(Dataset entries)
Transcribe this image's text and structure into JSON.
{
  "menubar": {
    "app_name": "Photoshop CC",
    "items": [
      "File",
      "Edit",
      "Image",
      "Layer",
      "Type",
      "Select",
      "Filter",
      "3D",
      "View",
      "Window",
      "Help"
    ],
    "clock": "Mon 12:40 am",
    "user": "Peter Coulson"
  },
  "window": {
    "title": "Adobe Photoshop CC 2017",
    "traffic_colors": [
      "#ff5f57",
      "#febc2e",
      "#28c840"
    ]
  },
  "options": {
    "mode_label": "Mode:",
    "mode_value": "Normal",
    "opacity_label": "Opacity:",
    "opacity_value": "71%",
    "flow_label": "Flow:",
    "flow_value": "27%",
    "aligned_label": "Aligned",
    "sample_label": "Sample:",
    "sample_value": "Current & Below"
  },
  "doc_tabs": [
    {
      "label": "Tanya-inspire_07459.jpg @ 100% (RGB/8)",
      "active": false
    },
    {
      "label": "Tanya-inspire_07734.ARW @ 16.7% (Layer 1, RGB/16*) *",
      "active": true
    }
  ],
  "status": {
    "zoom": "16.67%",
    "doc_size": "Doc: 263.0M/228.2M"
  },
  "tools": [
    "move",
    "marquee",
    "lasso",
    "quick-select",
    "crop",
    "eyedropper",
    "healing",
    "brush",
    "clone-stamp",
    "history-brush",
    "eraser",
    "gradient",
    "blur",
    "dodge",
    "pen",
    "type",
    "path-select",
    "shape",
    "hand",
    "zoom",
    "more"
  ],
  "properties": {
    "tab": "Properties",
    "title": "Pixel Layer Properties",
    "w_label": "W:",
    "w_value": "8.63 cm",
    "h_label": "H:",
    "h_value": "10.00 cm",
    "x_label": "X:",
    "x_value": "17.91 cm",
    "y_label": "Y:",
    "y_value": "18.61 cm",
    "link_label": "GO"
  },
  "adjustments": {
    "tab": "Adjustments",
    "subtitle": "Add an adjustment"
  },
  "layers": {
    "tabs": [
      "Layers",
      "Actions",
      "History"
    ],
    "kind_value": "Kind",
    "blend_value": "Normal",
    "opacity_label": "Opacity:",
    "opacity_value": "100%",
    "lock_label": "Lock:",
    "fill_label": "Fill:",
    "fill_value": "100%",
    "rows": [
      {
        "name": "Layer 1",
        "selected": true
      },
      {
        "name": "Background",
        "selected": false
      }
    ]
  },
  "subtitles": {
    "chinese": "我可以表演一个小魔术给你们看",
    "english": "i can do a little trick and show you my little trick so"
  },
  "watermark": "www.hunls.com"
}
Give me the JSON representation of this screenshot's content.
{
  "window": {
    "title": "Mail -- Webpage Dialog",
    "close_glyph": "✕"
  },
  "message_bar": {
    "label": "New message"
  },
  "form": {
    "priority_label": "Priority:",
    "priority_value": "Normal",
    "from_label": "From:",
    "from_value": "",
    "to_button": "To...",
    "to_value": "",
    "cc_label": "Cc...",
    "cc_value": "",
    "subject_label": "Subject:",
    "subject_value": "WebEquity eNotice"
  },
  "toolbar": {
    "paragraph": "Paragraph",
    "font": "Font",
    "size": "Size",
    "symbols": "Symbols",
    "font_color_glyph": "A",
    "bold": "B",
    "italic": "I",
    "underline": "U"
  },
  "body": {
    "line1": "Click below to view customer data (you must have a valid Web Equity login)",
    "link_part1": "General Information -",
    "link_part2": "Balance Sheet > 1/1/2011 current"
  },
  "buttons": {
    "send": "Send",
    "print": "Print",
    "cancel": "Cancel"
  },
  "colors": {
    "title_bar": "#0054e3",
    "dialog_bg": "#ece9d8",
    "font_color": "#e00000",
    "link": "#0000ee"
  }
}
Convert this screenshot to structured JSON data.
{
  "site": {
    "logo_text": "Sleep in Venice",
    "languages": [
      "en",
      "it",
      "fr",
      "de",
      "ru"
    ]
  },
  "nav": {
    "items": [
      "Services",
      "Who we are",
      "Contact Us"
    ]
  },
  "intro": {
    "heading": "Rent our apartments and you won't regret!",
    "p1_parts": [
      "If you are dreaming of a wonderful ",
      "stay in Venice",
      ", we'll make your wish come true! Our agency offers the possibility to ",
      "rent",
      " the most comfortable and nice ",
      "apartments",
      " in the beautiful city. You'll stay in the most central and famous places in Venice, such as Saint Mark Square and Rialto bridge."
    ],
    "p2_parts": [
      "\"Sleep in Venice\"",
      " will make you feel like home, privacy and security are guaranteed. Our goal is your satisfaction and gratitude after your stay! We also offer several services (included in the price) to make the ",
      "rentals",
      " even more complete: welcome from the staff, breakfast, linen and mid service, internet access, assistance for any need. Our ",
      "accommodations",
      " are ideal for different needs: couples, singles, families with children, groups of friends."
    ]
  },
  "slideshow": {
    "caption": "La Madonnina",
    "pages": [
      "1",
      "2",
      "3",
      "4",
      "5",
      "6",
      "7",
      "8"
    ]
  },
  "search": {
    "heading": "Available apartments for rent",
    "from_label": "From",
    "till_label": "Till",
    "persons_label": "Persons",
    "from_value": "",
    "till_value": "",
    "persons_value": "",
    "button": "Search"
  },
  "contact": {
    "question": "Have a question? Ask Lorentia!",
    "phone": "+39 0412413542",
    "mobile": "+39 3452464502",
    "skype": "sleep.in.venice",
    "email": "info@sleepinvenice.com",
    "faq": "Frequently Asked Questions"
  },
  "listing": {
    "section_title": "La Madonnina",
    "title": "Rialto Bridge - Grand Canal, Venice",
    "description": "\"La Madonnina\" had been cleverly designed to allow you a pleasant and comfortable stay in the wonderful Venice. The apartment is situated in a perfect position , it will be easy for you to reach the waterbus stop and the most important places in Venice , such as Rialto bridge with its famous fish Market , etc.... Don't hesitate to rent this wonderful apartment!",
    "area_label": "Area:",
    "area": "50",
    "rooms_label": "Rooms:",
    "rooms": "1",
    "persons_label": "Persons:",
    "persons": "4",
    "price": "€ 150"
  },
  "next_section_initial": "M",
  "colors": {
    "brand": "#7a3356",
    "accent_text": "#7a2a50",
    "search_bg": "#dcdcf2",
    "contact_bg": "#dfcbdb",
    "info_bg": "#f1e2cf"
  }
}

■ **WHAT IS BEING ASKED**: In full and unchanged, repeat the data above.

■ **TASK SOLUTION**:
Transcribe this image's text and structure into JSON.
{
  "menubar": {
    "app_name": "Photoshop CC",
    "items": [
      "File",
      "Edit",
      "Image",
      "Layer",
      "Type",
      "Select",
      "Filter",
      "3D",
      "View",
      "Window",
      "Help"
    ],
    "clock": "Mon 12:40 am",
    "user": "Peter Coulson"
  },
  "window": {
    "title": "Adobe Photoshop CC 2017",
    "traffic_colors": [
      "#ff5f57",
      "#febc2e",
      "#28c840"
    ]
  },
  "options": {
    "mode_label": "Mode:",
    "mode_value": "Normal",
    "opacity_label": "Opacity:",
    "opacity_value": "71%",
    "flow_label": "Flow:",
    "flow_value": "27%",
    "aligned_label": "Aligned",
    "sample_label": "Sample:",
    "sample_value": "Current & Below"
  },
  "doc_tabs": [
    {
      "label": "Tanya-inspire_07459.jpg @ 100% (RGB/8)",
      "active": false
    },
    {
      "label": "Tanya-inspire_07734.ARW @ 16.7% (Layer 1, RGB/16*) *",
      "active": true
    }
  ],
  "status": {
    "zoom": "16.67%",
    "doc_size": "Doc: 263.0M/228.2M"
  },
  "tools": [
    "move",
    "marquee",
    "lasso",
    "quick-select",
    "crop",
    "eyedropper",
    "healing",
    "brush",
    "clone-stamp",
    "history-brush",
    "eraser",
    "gradient",
    "blur",
    "dodge",
    "pen",
    "type",
    "path-select",
    "shape",
    "hand",
    "zoom",
    "more"
  ],
  "properties": {
    "tab": "Properties",
    "title": "Pixel Layer Properties",
    "w_label": "W:",
    "w_value": "8.63 cm",
    "h_label": "H:",
    "h_value": "10.00 cm",
    "x_label": "X:",
    "x_value": "17.91 cm",
    "y_label": "Y:",
    "y_value": "18.61 cm",
    "link_label": "GO"
  },
  "adjustments": {
    "tab": "Adjustments",
    "subtitle": "Add an adjustment"
  },
  "layers": {
    "tabs": [
      "Layers",
      "Actions",
      "History"
    ],
    "kind_value": "Kind",
    "blend_value": "Normal",
    "opacity_label": "Opacity:",
    "opacity_value": "100%",
    "lock_label": "Lock:",
    "fill_label": "Fill:",
    "fill_value": "100%",
    "rows": [
      {
        "name": "Layer 1",
        "selected": true
      },
      {
        "name": "Background",
        "selected": false
      }
    ]
  },
  "subtitles": {
    "chinese": "我可以表演一个小魔术给你们看",
    "english": "i can do a little trick and show you my little trick so"
  },
  "watermark": "www.hunls.com"
}
Give me the JSON representation of this screenshot's content.
{
  "window": {
    "title": "Mail -- Webpage Dialog",
    "close_glyph": "✕"
  },
  "message_bar": {
    "label": "New message"
  },
  "form": {
    "priority_label": "Priority:",
    "priority_value": "Normal",
    "from_label": "From:",
    "from_value": "",
    "to_button": "To...",
    "to_value": "",
    "cc_label": "Cc...",
    "cc_value": "",
    "subject_label": "Subject:",
    "subject_value": "WebEquity eNotice"
  },
  "toolbar": {
    "paragraph": "Paragraph",
    "font": "Font",
    "size": "Size",
    "symbols": "Symbols",
    "font_color_glyph": "A",
    "bold": "B",
    "italic": "I",
    "underline": "U"
  },
  "body": {
    "line1": "Click below to view customer data (you must have a valid Web Equity login)",
    "link_part1": "General Information -",
    "link_part2": "Balance Sheet > 1/1/2011 current"
  },
  "buttons": {
    "send": "Send",
    "print": "Print",
    "cancel": "Cancel"
  },
  "colors": {
    "title_bar": "#0054e3",
    "dialog_bg": "#ece9d8",
    "font_color": "#e00000",
    "link": "#0000ee"
  }
}
Convert this screenshot to structured JSON data.
{
  "site": {
    "logo_text": "Sleep in Venice",
    "languages": [
      "en",
      "it",
      "fr",
      "de",
      "ru"
    ]
  },
  "nav": {
    "items": [
      "Services",
      "Who we are",
      "Contact Us"
    ]
  },
  "intro": {
    "heading": "Rent our apartments and you won't regret!",
    "p1_parts": [
      "If you are dreaming of a wonderful ",
      "stay in Venice",
      ", we'll make your wish come true! Our agency offers the possibility to ",
      "rent",
      " the most comfortable and nice ",
      "apartments",
      " in the beautiful city. You'll stay in the most central and famous places in Venice, such as Saint Mark Square and Rialto bridge."
    ],
    "p2_parts": [
      "\"Sleep in Venice\"",
      " will make you feel like home, privacy and security are guaranteed. Our goal is your satisfaction and gratitude after your stay! We also offer several services (included in the price) to make the ",
      "rentals",
      " even more complete: welcome from the staff, breakfast, linen and mid service, internet access, assistance for any need. Our ",
      "accommodations",
      " are ideal for different needs: couples, singles, families with children, groups of friends."
    ]
  },
  "slideshow": {
    "caption": "La Madonnina",
    "pages": [
      "1",
      "2",
      "3",
      "4",
      "5",
      "6",
      "7",
      "8"
    ]
  },
  "search": {
    "heading": "Available apartments for rent",
    "from_label": "From",
    "till_label": "Till",
    "persons_label": "Persons",
    "from_value": "",
    "till_value": "",
    "persons_value": "",
    "button": "Search"
  },
  "contact": {
    "question": "Have a question? Ask Lorentia!",
    "phone": "+39 0412413542",
    "mobile": "+39 3452464502",
    "skype": "sleep.in.venice",
    "email": "info@sleepinvenice.com",
    "faq": "Frequently Asked Questions"
  },
  "listing": {
    "section_title": "La Madonnina",
    "title": "Rialto Bridge - Grand Canal, Venice",
    "description": "\"La Madonnina\" had been cleverly designed to allow you a pleasant and comfortable stay in the wonderful Venice. The apartment is situated in a perfect position , it will be easy for you to reach the waterbus stop and the most important places in Venice , such as Rialto bridge with its famous fish Market , etc.... Don't hesitate to rent this wonderful apartment!",
    "area_label": "Area:",
    "area": "50",
    "rooms_label": "Rooms:",
    "rooms": "1",
    "persons_label": "Persons:",
    "persons": "4",
    "price": "€ 150"
  },
  "next_section_initial": "M",
  "colors": {
    "brand": "#7a3356",
    "accent_text": "#7a2a50",
    "search_bg": "#dcdcf2",
    "contact_bg": "#dfcbdb",
    "info_bg": "#f1e2cf"
  }
}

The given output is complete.